What is being asked:
Match the string "статус" against each line below, and copy every line that matches.

□ □ □ □ □ □ □

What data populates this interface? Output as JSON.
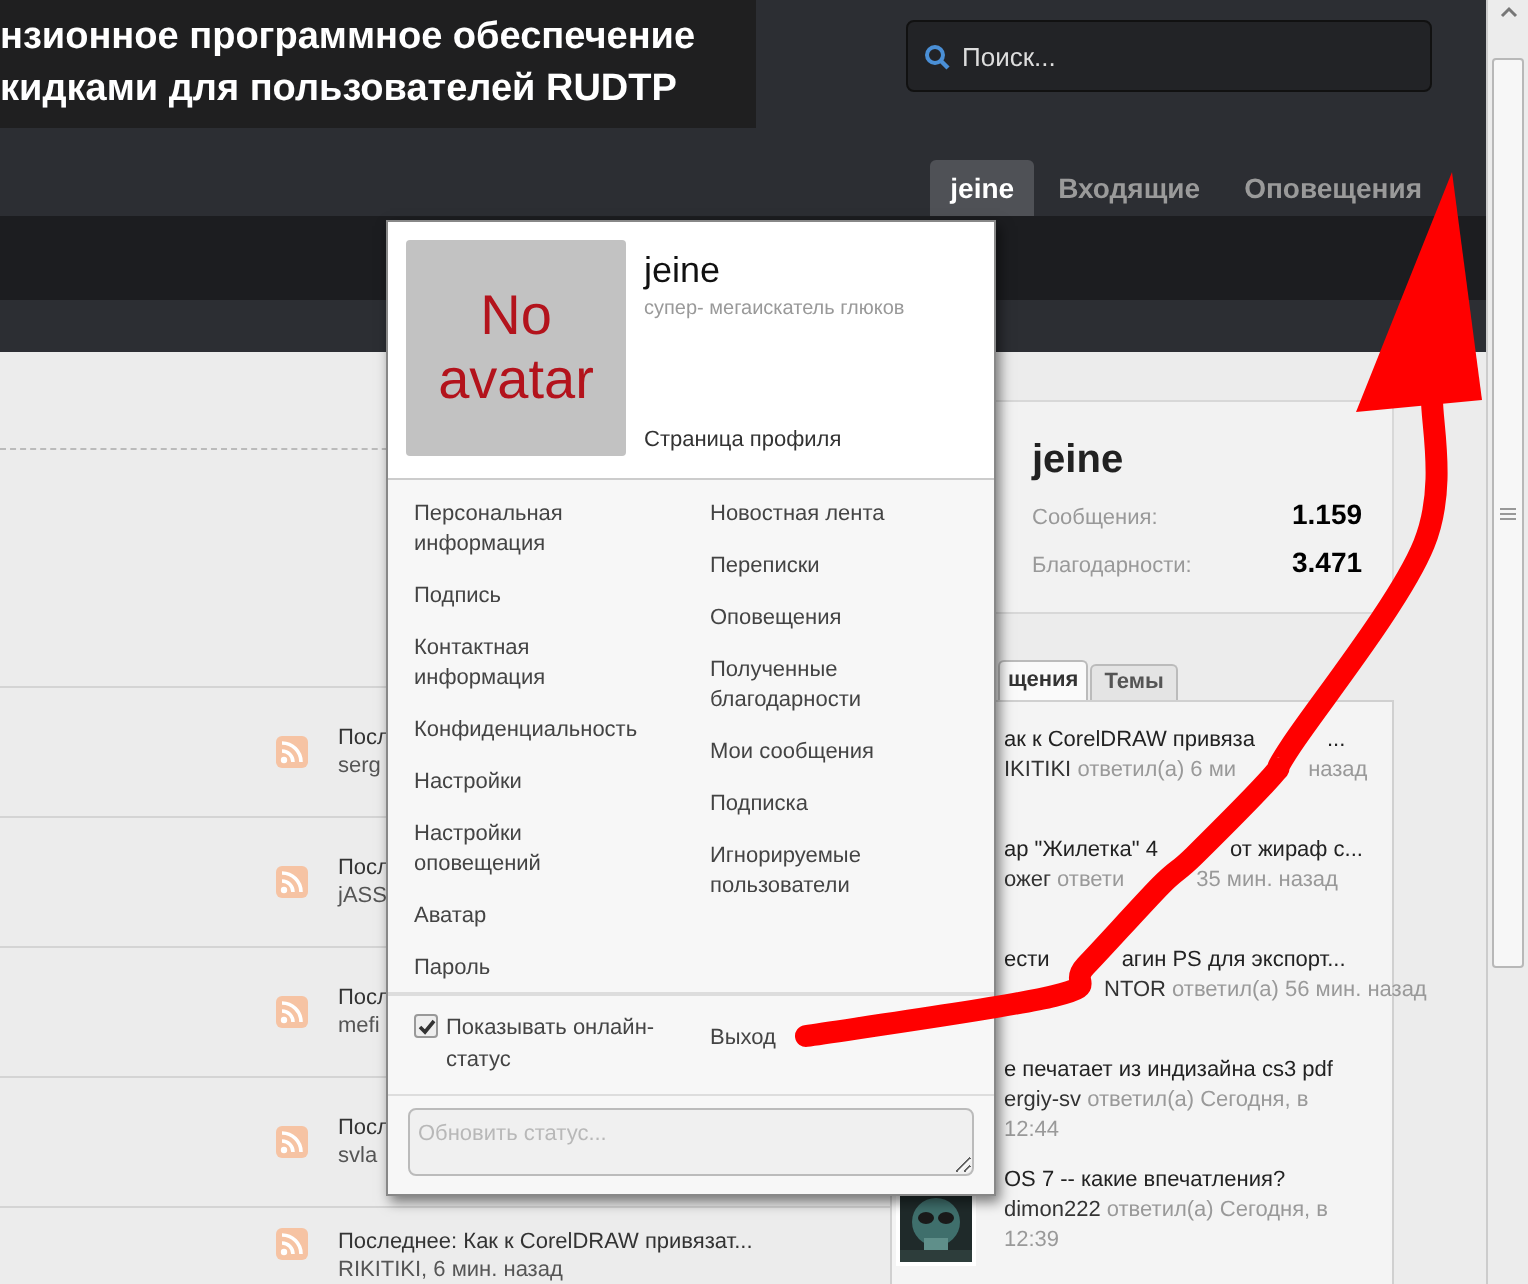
{
  "header": {
    "logo_lines": [
      "нзионное программное обеспечение",
      "кидками для пользователей RUDTP"
    ]
  },
  "search": {
    "placeholder": "Поиск..."
  },
  "nav_tabs": [
    {
      "label": "jeine",
      "selected": true
    },
    {
      "label": "Входящие",
      "selected": false
    },
    {
      "label": "Оповещения",
      "selected": false
    }
  ],
  "forum_rows": [
    {
      "line1": "Посл",
      "line2": "serg"
    },
    {
      "line1": "Посл",
      "line2": "jASS"
    },
    {
      "line1": "Посл",
      "line2": "mefi"
    },
    {
      "line1": "Посл",
      "line2": "svla"
    },
    {
      "line1": "Последнее: Как к CorelDRAW привязат...",
      "line2": "RIKITIKI, 6 мин. назад"
    }
  ],
  "profile_card": {
    "name": "jeine",
    "stats": [
      {
        "label": "Сообщения:",
        "value": "1.159"
      },
      {
        "label": "Благодарности:",
        "value": "3.471"
      }
    ]
  },
  "sidebar_tabs": [
    {
      "label": "щения",
      "selected": true
    },
    {
      "label": "Темы",
      "selected": false
    }
  ],
  "recent_threads": [
    {
      "title": [
        "ак к CorelDRAW привяза",
        "..."
      ],
      "user": "IKITIKI",
      "meta": [
        "ответил(а) 6 ми",
        "назад"
      ],
      "user_covered": false,
      "has_avatar": false
    },
    {
      "title": [
        "ар \"Жилетка\" 4",
        "от жираф с..."
      ],
      "user": "ожег",
      "meta": [
        "ответи",
        "35 мин. назад"
      ],
      "user_covered": false,
      "has_avatar": false
    },
    {
      "title": [
        "ести",
        "агин PS для экспорт..."
      ],
      "user": "NTOR",
      "meta": [
        "ответил(а) 56 мин. назад"
      ],
      "user_covered": true,
      "has_avatar": false
    },
    {
      "title": [
        "е печатает из индизайна cs3 pdf"
      ],
      "user": "ergiy-sv",
      "meta": [
        "ответил(а) Сегодня, в 12:44"
      ],
      "user_covered": false,
      "has_avatar": false
    },
    {
      "title": [
        "OS 7 -- какие впечатления?"
      ],
      "user": "dimon222",
      "meta": [
        "ответил(а) Сегодня, в 12:39"
      ],
      "user_covered": false,
      "has_avatar": true
    }
  ],
  "user_menu": {
    "avatar_lines": [
      "No",
      "avatar"
    ],
    "name": "jeine",
    "user_title": "супер- мегаискатель глюков",
    "profile_link": "Страница профиля",
    "left_links": [
      "Персональная информация",
      "Подпись",
      "Контактная информация",
      "Конфиденциальность",
      "Настройки",
      "Настройки оповещений",
      "Аватар",
      "Пароль"
    ],
    "right_links": [
      "Новостная лента",
      "Переписки",
      "Оповещения",
      "Полученные благодарности",
      "Мои сообщения",
      "Подписка",
      "Игнорируемые пользователи"
    ],
    "show_online": {
      "label": "Показывать онлайн-статус",
      "checked": true
    },
    "logout": "Выход",
    "status_placeholder": "Обновить статус..."
  }
}
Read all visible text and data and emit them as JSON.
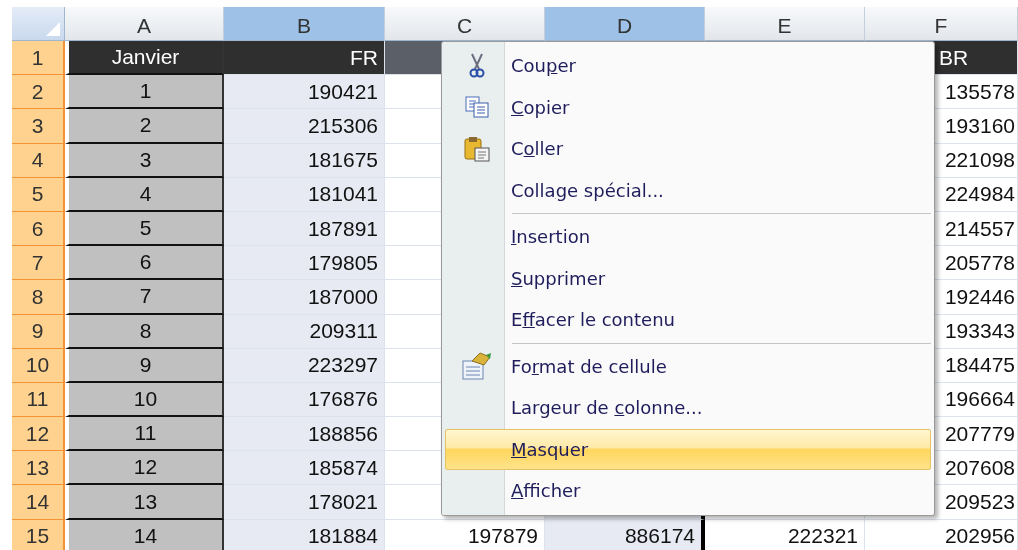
{
  "columns": [
    {
      "label": "A",
      "selected": false
    },
    {
      "label": "B",
      "selected": true
    },
    {
      "label": "C",
      "selected": false
    },
    {
      "label": "D",
      "selected": true
    },
    {
      "label": "E",
      "selected": false
    },
    {
      "label": "F",
      "selected": false
    }
  ],
  "rows": [
    {
      "header": "1",
      "kind": "heading",
      "cells": [
        "Janvier",
        "FR",
        "",
        "",
        "",
        "BR"
      ]
    },
    {
      "header": "2",
      "kind": "data",
      "cells": [
        "1",
        "190421",
        "",
        "",
        "",
        "135578"
      ]
    },
    {
      "header": "3",
      "kind": "data",
      "cells": [
        "2",
        "215306",
        "",
        "",
        "",
        "193160"
      ]
    },
    {
      "header": "4",
      "kind": "data",
      "cells": [
        "3",
        "181675",
        "",
        "",
        "",
        "221098"
      ]
    },
    {
      "header": "5",
      "kind": "data",
      "cells": [
        "4",
        "181041",
        "",
        "",
        "",
        "224984"
      ]
    },
    {
      "header": "6",
      "kind": "data",
      "cells": [
        "5",
        "187891",
        "",
        "",
        "",
        "214557"
      ]
    },
    {
      "header": "7",
      "kind": "data",
      "cells": [
        "6",
        "179805",
        "",
        "",
        "",
        "205778"
      ]
    },
    {
      "header": "8",
      "kind": "data",
      "cells": [
        "7",
        "187000",
        "",
        "",
        "",
        "192446"
      ]
    },
    {
      "header": "9",
      "kind": "data",
      "cells": [
        "8",
        "209311",
        "",
        "",
        "",
        "193343"
      ]
    },
    {
      "header": "10",
      "kind": "data",
      "cells": [
        "9",
        "223297",
        "",
        "",
        "",
        "184475"
      ]
    },
    {
      "header": "11",
      "kind": "data",
      "cells": [
        "10",
        "176876",
        "",
        "",
        "",
        "196664"
      ]
    },
    {
      "header": "12",
      "kind": "data",
      "cells": [
        "11",
        "188856",
        "",
        "",
        "",
        "207779"
      ]
    },
    {
      "header": "13",
      "kind": "data",
      "cells": [
        "12",
        "185874",
        "",
        "",
        "",
        "207608"
      ]
    },
    {
      "header": "14",
      "kind": "data",
      "cells": [
        "13",
        "178021",
        "",
        "",
        "",
        "209523"
      ]
    },
    {
      "header": "15",
      "kind": "data",
      "cells": [
        "14",
        "181884",
        "197879",
        "886174",
        "222321",
        "202956"
      ]
    }
  ],
  "context_menu": {
    "items": [
      {
        "label": {
          "before": "Cou",
          "key": "p",
          "after": "er"
        },
        "separator_before": false,
        "selected": false
      },
      {
        "label": {
          "key": "C",
          "after": "opier"
        },
        "separator_before": false,
        "selected": false
      },
      {
        "label": {
          "before": "C",
          "key": "o",
          "after": "ller"
        },
        "separator_before": false,
        "selected": false
      },
      {
        "label": {
          "before": "Colla",
          "key": "g",
          "after": "e spécial..."
        },
        "separator_before": false,
        "selected": false
      },
      {
        "label": {
          "key": "I",
          "after": "nsertion"
        },
        "separator_before": true,
        "selected": false
      },
      {
        "label": {
          "key": "S",
          "after": "upprimer"
        },
        "separator_before": false,
        "selected": false
      },
      {
        "label": {
          "before": "E",
          "key": "f",
          "after": "facer le contenu"
        },
        "separator_before": false,
        "selected": false
      },
      {
        "label": {
          "before": "Fo",
          "key": "r",
          "after": "mat de cellule"
        },
        "separator_before": true,
        "selected": false
      },
      {
        "label": {
          "before": "Largeur de ",
          "key": "c",
          "after": "olonne..."
        },
        "separator_before": false,
        "selected": false
      },
      {
        "label": {
          "key": "M",
          "after": "asquer"
        },
        "separator_before": false,
        "selected": true
      },
      {
        "label": {
          "key": "A",
          "after": "fficher"
        },
        "separator_before": false,
        "selected": false
      }
    ]
  }
}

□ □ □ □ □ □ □

Result of the task:
      "label": "Показывать онлайн-статус",
    "status_placeholder": "Обновить статус..."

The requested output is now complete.